Fortunately, everyone is allowed out once a day for some exercise.  With gyms, leisure centres, and sports clubs being closed it is essential to try and find an alternative way to exercise. My rationed activity hour outside has mostly been spent going for runs, walks or bike rides around my neighbourhood with the family. Get out for your one hour’s sensible EXERCISE maintaining social distancing. For inside workouts we are fortunate that with the use of smart phones and apps, and Joe Wicks, it now couldn’t be easier to follow a fitness program from the comfort of your home. 

It is not just physical health that matters at a time like this. Looking after your mental health is crucial during a period of enforced isolation. So, make sure you exercise, sleep well, laugh, communicate, listen, and do as many ‘normal’ things as you can. I have been lucky to spend plenty of time in the garden with the family barbecuing.

Thankfully, all of our communication channels remain open and I have not yet had to resort to speaking to the paintings for conversation.  Make sure and take time every day to CHECK IN WITH FRIENDS AND FAMILY via telephone, Zoom, drone, or pigeon carrier, if you feel like easing the burden on Royal Mail. We have even had Zoom drinks, Zoom quiz nights, and a Zoom birthday celebration. For a society habituated to smartphones and tablets, it’s never been easier to stay in touch with loved ones, so although it may feel at that we have never been more separated, the truth is we have never been closer. 

My final piece of advice is to stay positive. There is negative news, fake news, conspiracy theories, and sad news all around us. However, we are in this together and the key to getting through this is to stay POSITIVE and EMBRACE the situation. My ‘glass is half full’ thought is that I will never again be able to amalgamate the two most important things in my life like this: my family and my work. And I am going to make the most of it!

I would like to think that once things return to normal, we can look back and think of all the things we achieved – working remotely is not to be feared but embraced; using technology more fully than ever before; and the team spirit with everyone pulling together during difficult times. I would also like to think many of us will come out of this more adaptable and having grown rather than come out scared.

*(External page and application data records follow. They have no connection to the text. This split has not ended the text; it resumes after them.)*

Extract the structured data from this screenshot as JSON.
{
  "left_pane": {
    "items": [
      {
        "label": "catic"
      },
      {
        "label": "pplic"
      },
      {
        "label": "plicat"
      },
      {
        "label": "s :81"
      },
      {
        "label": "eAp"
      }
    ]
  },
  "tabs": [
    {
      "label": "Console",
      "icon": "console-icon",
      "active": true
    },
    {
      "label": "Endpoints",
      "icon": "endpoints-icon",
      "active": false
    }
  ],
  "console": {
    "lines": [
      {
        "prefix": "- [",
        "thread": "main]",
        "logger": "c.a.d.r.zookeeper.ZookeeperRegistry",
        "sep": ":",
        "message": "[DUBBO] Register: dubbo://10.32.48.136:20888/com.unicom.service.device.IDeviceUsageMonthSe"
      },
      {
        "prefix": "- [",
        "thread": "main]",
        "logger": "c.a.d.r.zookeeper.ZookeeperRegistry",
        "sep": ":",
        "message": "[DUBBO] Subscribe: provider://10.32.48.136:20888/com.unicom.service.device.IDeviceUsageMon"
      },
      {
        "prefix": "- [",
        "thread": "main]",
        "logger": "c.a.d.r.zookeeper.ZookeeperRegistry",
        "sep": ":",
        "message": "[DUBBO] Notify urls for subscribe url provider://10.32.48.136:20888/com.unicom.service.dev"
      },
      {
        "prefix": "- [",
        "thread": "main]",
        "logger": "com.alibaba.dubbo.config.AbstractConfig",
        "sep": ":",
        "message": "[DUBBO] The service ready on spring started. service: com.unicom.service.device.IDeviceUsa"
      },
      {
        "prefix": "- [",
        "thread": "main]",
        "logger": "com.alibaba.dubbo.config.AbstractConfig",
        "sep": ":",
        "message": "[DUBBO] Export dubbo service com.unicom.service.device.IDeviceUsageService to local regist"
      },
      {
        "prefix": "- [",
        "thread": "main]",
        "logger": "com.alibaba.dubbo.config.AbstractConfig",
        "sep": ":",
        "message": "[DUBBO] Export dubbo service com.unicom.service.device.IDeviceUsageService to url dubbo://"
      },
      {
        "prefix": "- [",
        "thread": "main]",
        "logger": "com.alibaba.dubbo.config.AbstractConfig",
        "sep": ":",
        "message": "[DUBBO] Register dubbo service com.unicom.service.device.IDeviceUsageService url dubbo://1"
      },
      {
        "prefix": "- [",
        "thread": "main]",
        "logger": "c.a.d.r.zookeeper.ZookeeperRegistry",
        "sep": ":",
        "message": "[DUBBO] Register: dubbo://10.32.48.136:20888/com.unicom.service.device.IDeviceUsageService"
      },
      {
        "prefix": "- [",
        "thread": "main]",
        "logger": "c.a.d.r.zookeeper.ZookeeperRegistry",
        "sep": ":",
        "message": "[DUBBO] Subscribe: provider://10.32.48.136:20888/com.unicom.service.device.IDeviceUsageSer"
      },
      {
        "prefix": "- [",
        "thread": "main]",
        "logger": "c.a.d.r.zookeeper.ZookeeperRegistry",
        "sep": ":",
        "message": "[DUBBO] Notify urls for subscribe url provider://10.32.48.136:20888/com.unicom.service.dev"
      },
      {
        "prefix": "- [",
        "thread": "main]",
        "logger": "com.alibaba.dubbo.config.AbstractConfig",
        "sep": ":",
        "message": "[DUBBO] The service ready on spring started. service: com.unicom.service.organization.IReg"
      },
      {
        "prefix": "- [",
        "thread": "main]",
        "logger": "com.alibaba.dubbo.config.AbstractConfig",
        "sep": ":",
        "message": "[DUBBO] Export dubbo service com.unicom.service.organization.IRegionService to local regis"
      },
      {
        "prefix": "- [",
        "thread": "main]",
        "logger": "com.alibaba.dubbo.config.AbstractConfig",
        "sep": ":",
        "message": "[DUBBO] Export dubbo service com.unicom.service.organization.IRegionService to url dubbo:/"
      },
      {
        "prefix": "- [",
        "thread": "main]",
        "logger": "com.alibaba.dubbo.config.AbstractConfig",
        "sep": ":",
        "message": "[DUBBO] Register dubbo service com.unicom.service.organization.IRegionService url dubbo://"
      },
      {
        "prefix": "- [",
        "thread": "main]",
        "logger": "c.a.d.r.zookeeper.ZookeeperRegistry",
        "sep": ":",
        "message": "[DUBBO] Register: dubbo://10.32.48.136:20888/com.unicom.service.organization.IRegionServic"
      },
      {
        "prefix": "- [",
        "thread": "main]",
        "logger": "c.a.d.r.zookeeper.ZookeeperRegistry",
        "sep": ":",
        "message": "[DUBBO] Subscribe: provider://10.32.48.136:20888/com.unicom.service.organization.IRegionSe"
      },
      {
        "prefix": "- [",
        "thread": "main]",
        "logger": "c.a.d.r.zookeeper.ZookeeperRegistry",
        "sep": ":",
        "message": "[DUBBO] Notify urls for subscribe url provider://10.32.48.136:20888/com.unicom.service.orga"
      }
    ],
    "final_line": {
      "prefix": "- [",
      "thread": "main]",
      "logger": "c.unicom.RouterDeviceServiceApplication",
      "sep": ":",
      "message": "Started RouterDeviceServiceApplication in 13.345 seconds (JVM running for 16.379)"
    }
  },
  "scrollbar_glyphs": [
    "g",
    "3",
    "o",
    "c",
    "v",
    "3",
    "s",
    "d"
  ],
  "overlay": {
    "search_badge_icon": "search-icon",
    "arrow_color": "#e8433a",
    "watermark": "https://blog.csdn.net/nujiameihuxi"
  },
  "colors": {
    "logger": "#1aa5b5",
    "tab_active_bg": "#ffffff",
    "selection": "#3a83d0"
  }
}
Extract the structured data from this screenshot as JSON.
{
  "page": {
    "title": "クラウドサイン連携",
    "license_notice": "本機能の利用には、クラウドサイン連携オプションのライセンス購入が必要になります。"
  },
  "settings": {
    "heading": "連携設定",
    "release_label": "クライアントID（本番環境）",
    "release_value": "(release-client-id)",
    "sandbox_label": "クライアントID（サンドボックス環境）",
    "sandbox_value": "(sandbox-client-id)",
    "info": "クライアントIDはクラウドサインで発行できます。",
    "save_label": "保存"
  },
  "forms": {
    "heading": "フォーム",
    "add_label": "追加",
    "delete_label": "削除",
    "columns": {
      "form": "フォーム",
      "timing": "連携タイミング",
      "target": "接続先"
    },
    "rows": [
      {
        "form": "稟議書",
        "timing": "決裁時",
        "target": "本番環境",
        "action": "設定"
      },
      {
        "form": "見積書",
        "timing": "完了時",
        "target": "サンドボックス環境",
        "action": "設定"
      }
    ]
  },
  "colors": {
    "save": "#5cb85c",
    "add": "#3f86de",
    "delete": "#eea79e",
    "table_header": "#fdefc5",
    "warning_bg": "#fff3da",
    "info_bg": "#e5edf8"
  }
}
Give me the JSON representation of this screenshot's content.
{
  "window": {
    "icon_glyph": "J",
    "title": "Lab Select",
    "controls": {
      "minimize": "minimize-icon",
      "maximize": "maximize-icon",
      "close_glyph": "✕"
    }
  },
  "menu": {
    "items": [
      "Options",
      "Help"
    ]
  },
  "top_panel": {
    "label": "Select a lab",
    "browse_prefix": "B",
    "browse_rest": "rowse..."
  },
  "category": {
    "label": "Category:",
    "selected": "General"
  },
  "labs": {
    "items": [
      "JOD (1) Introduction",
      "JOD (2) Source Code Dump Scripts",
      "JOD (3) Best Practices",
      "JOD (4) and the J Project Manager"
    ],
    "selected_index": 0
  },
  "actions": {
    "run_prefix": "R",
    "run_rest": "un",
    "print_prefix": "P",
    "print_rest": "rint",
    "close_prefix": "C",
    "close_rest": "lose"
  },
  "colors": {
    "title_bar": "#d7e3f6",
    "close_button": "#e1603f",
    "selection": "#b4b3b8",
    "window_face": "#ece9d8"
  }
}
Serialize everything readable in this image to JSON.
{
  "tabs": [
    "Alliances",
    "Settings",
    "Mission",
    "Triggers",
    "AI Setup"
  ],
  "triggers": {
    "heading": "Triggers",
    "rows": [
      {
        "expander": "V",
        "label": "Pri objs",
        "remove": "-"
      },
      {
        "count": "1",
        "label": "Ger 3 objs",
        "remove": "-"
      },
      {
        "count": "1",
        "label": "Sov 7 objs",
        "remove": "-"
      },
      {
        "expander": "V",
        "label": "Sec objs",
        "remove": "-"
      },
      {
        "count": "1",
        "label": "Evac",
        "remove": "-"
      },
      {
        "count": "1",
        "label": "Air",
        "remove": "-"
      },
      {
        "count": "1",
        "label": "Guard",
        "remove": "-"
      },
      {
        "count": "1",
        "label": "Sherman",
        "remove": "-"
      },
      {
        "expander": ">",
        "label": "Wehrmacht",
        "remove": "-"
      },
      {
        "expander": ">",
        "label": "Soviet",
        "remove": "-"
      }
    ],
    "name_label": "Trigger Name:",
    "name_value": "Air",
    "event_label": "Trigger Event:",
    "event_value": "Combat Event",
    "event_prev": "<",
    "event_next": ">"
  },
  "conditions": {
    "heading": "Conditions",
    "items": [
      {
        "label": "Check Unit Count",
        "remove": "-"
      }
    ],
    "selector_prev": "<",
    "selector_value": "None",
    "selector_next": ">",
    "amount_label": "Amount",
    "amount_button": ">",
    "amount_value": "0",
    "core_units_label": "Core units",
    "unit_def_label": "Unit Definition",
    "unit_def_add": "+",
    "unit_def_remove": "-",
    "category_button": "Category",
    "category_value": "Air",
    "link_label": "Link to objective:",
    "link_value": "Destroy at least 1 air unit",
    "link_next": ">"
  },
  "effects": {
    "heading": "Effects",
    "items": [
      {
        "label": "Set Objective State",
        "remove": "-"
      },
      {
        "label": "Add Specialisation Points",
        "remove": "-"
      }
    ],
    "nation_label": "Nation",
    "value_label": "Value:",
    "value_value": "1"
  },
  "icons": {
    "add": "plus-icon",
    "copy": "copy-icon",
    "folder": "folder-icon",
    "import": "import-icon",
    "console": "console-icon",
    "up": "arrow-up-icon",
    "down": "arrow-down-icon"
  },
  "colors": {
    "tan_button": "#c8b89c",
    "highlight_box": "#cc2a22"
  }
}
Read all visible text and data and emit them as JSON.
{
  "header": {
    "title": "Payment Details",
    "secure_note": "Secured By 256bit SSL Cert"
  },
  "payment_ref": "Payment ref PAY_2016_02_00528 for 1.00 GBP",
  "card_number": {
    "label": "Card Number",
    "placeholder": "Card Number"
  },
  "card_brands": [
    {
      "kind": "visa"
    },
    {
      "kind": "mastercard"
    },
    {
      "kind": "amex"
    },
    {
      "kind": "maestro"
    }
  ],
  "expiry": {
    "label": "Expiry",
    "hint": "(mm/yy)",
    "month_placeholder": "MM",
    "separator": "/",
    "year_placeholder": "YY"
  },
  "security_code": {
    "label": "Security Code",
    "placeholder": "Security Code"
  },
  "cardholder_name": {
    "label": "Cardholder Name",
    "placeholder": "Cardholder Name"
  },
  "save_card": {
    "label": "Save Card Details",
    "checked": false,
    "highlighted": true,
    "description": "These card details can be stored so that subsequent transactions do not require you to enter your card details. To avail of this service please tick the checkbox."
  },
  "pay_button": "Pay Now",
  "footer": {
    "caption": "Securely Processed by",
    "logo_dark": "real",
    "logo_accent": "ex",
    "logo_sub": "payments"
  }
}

Most importantly I firmly believe that this experience has HUMANISED us all.